In The Evolution of Social Monogamy in Mammals, Lukas and Clutton- Brock dismiss the previous theory that social monogamy was a result of a need for extra parental care. They say, with a lot of statistics to back them up, that the actual reason for the evolution of social monogamy is the decentralization of females in a territory. What most likely happened was female competition prevented formation of high-densities of females in territories “controlled” by males. This mean that males would essentially have to choose a female to protect, and from there social monogamy became common. On the other hand, in Male infanticide leads to social monogamy in primates argues that it was in essence the need for extra parental care to ensure the survival of offspring led to social monogamy; that a need for bi-parental care led to this phenomenon.
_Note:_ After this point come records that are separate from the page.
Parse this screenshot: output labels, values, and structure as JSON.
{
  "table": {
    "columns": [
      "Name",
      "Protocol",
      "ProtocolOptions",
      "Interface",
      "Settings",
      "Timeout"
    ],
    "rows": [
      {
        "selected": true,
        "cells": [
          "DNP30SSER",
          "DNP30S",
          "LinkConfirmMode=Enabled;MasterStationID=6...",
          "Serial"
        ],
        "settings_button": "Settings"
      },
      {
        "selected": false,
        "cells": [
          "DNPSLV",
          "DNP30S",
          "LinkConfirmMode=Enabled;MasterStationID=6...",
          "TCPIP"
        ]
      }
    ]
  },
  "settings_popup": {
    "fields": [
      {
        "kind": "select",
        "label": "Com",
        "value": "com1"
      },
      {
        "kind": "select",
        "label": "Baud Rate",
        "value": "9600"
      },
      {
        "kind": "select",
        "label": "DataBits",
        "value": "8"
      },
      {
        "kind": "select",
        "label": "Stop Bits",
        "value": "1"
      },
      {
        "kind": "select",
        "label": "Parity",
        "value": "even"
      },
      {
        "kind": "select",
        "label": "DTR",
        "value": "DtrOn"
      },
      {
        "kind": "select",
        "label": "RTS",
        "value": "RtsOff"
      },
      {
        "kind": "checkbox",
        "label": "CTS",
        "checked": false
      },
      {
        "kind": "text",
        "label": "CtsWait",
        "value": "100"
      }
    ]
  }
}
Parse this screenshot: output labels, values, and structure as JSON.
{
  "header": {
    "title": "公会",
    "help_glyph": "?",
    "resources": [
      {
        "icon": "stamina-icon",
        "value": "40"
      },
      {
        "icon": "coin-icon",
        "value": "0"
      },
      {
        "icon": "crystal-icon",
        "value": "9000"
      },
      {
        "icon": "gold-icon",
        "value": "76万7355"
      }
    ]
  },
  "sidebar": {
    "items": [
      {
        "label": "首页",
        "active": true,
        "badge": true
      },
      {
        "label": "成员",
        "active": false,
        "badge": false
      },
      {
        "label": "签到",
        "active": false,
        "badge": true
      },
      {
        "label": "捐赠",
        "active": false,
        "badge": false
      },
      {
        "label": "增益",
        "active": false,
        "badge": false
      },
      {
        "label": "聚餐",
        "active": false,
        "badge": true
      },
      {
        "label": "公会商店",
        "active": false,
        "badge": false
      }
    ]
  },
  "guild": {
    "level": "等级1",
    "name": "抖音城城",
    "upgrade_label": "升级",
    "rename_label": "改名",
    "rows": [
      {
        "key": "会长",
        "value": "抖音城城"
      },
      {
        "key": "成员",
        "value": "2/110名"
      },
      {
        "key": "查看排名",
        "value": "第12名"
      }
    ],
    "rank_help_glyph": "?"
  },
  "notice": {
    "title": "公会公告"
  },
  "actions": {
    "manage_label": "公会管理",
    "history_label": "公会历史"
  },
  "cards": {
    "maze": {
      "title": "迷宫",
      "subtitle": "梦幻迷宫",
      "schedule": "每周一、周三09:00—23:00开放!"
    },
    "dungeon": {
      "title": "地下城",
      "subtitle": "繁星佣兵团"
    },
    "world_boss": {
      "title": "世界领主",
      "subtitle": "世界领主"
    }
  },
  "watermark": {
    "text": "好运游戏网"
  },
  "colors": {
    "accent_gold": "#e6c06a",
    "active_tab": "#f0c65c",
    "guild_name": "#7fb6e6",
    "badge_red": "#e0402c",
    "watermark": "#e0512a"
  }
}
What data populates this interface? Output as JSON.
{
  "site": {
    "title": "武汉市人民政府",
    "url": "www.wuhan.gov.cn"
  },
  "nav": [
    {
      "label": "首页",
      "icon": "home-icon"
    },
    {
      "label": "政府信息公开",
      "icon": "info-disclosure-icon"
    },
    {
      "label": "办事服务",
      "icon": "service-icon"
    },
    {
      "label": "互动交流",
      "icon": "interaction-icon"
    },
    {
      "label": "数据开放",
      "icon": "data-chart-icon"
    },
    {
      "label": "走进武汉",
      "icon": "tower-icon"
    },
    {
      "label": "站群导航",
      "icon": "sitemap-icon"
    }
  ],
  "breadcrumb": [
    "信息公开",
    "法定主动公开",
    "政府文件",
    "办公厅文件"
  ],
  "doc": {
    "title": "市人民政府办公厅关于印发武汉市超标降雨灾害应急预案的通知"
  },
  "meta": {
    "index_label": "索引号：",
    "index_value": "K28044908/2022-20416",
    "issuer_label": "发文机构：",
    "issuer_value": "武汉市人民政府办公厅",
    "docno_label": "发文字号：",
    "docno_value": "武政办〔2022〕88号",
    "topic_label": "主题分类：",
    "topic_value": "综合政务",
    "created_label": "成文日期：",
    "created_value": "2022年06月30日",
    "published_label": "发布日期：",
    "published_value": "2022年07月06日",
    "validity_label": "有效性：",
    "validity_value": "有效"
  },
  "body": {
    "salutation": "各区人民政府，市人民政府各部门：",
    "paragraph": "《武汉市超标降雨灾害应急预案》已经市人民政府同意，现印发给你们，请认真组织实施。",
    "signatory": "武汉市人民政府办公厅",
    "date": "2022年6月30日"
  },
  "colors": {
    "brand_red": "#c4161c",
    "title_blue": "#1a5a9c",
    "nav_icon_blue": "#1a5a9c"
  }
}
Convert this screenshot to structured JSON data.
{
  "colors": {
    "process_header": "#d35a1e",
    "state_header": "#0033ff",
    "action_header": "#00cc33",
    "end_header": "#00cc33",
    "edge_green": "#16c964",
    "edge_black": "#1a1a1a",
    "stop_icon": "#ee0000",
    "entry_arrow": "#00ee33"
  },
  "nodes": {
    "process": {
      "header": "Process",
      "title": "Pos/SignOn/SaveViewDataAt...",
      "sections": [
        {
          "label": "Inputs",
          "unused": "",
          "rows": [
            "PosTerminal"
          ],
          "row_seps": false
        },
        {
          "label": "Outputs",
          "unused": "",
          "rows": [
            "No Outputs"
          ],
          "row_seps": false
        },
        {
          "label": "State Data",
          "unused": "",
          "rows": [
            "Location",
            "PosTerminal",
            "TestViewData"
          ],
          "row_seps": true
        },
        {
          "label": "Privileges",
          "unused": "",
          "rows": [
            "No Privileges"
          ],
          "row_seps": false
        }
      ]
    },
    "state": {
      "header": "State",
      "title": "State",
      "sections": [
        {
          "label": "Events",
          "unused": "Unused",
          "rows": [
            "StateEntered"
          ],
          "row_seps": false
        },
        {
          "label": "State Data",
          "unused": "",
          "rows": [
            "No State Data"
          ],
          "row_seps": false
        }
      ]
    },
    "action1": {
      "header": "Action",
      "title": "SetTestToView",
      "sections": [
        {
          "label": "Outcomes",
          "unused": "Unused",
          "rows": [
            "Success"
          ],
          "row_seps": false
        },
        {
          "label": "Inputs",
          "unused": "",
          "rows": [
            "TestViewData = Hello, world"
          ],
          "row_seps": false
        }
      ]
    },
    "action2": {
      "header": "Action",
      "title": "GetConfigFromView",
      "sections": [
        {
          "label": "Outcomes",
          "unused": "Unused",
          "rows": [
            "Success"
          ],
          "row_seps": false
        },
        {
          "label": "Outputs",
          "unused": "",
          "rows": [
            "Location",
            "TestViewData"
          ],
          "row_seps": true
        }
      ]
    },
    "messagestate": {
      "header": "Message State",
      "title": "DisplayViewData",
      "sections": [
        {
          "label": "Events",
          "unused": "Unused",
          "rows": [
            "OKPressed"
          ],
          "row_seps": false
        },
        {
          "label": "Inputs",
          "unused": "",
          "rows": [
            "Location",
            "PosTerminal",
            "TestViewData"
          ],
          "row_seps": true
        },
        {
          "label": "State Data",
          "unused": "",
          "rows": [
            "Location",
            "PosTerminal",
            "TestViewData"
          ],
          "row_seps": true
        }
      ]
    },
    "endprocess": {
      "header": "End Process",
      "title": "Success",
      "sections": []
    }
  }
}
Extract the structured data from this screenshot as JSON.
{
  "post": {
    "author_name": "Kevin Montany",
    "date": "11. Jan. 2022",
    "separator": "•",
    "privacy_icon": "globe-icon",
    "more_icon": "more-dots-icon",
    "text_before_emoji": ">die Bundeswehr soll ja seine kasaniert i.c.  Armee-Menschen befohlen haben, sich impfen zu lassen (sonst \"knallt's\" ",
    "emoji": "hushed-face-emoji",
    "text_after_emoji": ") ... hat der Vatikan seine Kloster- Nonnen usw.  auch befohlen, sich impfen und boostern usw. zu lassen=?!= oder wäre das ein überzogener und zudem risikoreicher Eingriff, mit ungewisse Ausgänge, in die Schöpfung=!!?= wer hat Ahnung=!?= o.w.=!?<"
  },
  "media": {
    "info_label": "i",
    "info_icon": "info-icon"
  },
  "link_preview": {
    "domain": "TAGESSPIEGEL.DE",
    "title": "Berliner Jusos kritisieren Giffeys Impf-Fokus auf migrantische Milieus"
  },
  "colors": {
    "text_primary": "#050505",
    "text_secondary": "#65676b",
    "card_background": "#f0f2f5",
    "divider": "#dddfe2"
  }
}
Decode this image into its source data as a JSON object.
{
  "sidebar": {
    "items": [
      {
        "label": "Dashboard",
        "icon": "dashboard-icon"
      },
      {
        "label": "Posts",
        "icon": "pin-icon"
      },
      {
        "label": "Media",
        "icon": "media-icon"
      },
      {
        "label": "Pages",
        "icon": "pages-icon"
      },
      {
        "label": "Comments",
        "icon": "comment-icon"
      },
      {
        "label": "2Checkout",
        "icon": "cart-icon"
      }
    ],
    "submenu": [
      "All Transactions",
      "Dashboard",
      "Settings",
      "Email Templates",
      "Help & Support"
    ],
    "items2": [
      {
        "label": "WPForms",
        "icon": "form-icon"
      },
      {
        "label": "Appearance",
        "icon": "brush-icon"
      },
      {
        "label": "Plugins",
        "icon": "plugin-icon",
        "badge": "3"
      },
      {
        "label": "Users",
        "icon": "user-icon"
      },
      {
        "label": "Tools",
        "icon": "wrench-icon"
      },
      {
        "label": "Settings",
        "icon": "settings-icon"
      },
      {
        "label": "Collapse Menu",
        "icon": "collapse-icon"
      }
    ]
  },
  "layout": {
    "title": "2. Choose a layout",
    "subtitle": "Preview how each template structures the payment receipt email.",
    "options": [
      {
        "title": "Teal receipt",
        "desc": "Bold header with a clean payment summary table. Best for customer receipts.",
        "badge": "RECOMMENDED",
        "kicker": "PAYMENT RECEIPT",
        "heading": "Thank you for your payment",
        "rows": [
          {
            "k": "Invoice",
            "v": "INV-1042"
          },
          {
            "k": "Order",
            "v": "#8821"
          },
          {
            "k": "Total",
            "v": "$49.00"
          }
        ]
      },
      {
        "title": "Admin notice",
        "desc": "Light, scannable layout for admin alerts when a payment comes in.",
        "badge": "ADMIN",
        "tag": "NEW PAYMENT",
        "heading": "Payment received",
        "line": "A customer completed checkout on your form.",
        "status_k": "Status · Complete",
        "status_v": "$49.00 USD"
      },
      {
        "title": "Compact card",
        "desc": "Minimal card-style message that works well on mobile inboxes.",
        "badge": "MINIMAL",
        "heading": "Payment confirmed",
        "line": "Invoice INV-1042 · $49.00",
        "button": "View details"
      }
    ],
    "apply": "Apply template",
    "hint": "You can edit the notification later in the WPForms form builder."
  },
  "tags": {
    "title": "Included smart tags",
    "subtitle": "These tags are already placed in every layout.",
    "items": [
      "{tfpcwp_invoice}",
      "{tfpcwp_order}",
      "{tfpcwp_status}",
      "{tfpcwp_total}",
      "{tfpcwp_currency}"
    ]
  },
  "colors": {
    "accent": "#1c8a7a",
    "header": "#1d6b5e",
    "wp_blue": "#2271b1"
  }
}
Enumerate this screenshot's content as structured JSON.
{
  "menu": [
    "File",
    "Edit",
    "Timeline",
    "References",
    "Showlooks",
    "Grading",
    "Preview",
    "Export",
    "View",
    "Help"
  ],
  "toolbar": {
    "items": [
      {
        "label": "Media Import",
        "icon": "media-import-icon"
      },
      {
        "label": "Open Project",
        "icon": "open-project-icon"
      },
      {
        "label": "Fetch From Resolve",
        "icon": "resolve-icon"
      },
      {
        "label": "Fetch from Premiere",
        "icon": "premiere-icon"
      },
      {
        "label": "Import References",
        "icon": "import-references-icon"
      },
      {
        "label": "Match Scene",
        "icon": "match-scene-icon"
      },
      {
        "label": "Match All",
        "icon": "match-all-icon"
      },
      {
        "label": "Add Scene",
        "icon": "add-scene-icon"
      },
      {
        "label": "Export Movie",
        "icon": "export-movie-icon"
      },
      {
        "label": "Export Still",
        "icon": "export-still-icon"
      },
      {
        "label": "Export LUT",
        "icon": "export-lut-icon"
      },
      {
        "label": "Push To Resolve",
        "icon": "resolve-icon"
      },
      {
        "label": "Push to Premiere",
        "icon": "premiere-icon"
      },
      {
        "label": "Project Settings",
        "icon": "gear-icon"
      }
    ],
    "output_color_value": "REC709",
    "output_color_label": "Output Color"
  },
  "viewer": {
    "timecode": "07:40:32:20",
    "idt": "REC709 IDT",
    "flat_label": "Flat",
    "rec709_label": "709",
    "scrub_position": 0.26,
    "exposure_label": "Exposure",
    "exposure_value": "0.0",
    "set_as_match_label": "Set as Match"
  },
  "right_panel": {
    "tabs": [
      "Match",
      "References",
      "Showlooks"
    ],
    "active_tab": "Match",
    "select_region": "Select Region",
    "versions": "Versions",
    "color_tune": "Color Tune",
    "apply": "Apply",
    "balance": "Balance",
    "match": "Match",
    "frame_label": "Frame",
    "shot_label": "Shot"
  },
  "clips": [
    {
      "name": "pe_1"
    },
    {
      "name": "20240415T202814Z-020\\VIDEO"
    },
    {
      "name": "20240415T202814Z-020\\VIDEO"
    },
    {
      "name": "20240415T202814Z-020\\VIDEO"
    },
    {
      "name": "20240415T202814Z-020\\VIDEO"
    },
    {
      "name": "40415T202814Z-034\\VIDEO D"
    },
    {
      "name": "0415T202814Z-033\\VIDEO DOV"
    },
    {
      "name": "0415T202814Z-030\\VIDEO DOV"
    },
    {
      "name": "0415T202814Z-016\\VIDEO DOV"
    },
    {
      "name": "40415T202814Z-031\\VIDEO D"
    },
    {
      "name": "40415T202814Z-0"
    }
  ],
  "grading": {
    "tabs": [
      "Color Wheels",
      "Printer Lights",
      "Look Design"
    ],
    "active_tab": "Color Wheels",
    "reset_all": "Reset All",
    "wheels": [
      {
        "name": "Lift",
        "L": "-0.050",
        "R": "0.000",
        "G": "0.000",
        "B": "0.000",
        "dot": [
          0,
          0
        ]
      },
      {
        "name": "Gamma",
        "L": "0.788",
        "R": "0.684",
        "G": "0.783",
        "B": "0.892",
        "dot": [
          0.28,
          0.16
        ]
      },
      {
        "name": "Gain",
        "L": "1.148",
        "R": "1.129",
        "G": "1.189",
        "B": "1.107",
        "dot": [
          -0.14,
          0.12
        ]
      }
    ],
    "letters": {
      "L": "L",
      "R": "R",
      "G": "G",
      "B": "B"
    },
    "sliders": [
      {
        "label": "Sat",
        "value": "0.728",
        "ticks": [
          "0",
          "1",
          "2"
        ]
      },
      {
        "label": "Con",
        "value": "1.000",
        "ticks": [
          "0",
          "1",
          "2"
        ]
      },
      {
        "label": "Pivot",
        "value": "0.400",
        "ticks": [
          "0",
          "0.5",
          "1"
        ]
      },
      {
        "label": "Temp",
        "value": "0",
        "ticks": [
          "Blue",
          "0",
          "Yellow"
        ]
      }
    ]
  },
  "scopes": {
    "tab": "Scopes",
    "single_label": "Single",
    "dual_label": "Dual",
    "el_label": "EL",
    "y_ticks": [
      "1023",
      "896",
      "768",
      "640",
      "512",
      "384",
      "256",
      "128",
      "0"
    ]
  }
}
I personally agree with Luka/Clutton- Brock. Mammalian males ancestor used to protect land, not a female and his offspring specifically. As tension between females developed, then the male was forced to take care of the single female in his territory. These relationships are not very common in wildlife, and so it does not make sense that they were a cognizant change made by the males.